            3. http://www.dhamma.org/ is the website of an organisation started by guru S.N. Goenka. They are already present worldwide. I met the Flemish fireman/shiatsu-therapist I talked about in my first reaction at a ten days lasting Vipassana meditation training session in Dilsem-Stokkem (Belgium). I was told by some of my mates of medical school how it opened their eyes. You see, medical students are not only reading books and drinking beers :) I met “special people” over there, of whom I believe the world would be a better place if there were more of them. Now I have lost the habit of meditation but I know some mechanisms and also tricks now to use in medical practice – related to the power of your own breath. You can really write poetry and prose only about TO BREATHE – cfr the etymology of ‘inspiration’.

            4. http://www.oliversacks.com/books/anthropologist-on-mars/

            I’m a fan of Dr Oliver Sacks since I read his ‘Anthropologist on Mars’. In that book he describes holistically, with enough medical details but not too many for lay people, the story of seven neurological patients. He wrote this with a method that is not common in medical litterature: the narrative way. A patient story is for us mostly the medical highlights of a patients life, in a lesser extent the consequences for daily life and mostly not at all what it MEANS to have a medical condition like ‘not seeing colours as before’, especially if you are a painter (one of the patient stories).

            As a medical doctor I want to have a grasp of that last aspect of the patient’s story also, because it seems to me so LIFE-SAVING if you can respect it, but in a conventional ‘time is money’ way (interpreted as that you have more money and respect if you see more patients per day; other interpretations of that could be life-saving in te approach of chronic and psychosomatic conditions) this is very difficult knowing that most of the ‘deeper stories’ only come up after 20 minutes of a sensitive anamnesis and physical examination.

            I’m now trying to come to the quintessence of the consultation faster, by asking questions that we learnt in medical communication classes like ‘which ideas did you have about your disease before you came to me’, ‘which concerns do you have now/is there something you are afraid of’ and ‘which expectations do you have of me today’, adding to that metacommunication like ‘I think you are a little bit nervous today, is that so? Why?’ It is not easy to combine the medical and the humanistic perspective in one consultation, but I am trying to learn as much I can to come to that. Luckily I have good supervisors to guide me.

            That is enough for today :)

          • MsAfropolitan

            Ooh, looks like many goodies in here.

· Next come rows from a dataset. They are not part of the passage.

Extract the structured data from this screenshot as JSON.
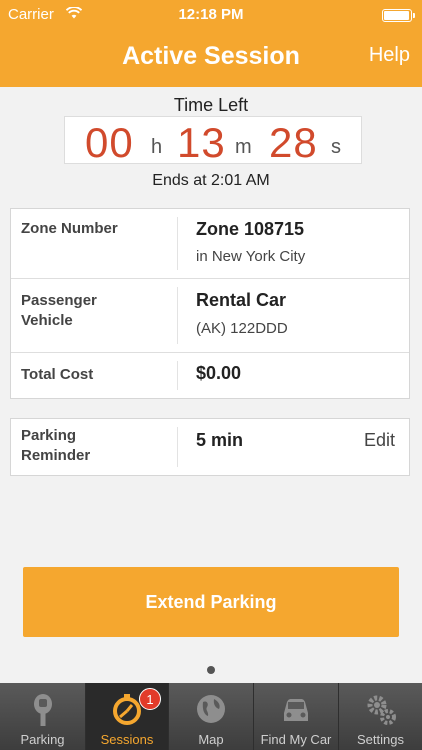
{
  "status_bar": {
    "carrier": "Carrier",
    "time": "12:18 PM",
    "battery_level": 1.0
  },
  "nav": {
    "title": "Active Session",
    "help_label": "Help"
  },
  "timer": {
    "heading": "Time Left",
    "hours": "00",
    "hours_unit": "h",
    "minutes": "13",
    "minutes_unit": "m",
    "seconds": "28",
    "seconds_unit": "s",
    "ends_text": "Ends at 2:01 AM"
  },
  "details": {
    "zone_label": "Zone Number",
    "zone_value": "Zone 108715",
    "zone_city": "in New York City",
    "vehicle_label_line1": "Passenger",
    "vehicle_label_line2": "Vehicle",
    "vehicle_value": "Rental Car",
    "vehicle_plate": "(AK) 122DDD",
    "cost_label": "Total Cost",
    "cost_value": "$0.00"
  },
  "reminder": {
    "label_line1": "Parking",
    "label_line2": "Reminder",
    "value": "5 min",
    "edit_label": "Edit"
  },
  "extend_button": {
    "label": "Extend Parking"
  },
  "tabs": [
    {
      "label": "Parking",
      "icon": "parking-meter-icon"
    },
    {
      "label": "Sessions",
      "icon": "timer-clock-icon",
      "badge": "1"
    },
    {
      "label": "Map",
      "icon": "globe-icon"
    },
    {
      "label": "Find My Car",
      "icon": "car-icon"
    },
    {
      "label": "Settings",
      "icon": "gears-icon"
    }
  ],
  "colors": {
    "accent": "#f5a72f",
    "timer_digits": "#d14a2c",
    "badge": "#e23b2a"
  }
}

Thanks a mill for the links and your thoughts, I look forward to perusing these with enough time on my hands.

  • Potolo

    late response but I don’t think that shaman was mistaken. nor do I think you are mistaken. You both saying the same exact thing just using different words to describe it. what i mean is that what he really should have said is you’re ahead period. and this is where the first confusion begins bc what does it mean to be ahead anyway? where does did concept come/derive from? how did it find itself in the english language? if you look at the yoruba religion you will see the same concept under divinities. remember the english language came afterwards and mostly attempting to convey african ideas through the european consciousness. the yoruba preserved this concept even from an older african civilization. now, when he said a head of your ‘time’ that’s even deeper. anyhow, I see exactly where you’re thoughts are heading

    • MsAfropolitan

      Read this a few times and not sure I get it, but I like it. Like that it made me think of language and the origins of concepts… Thanks for the comment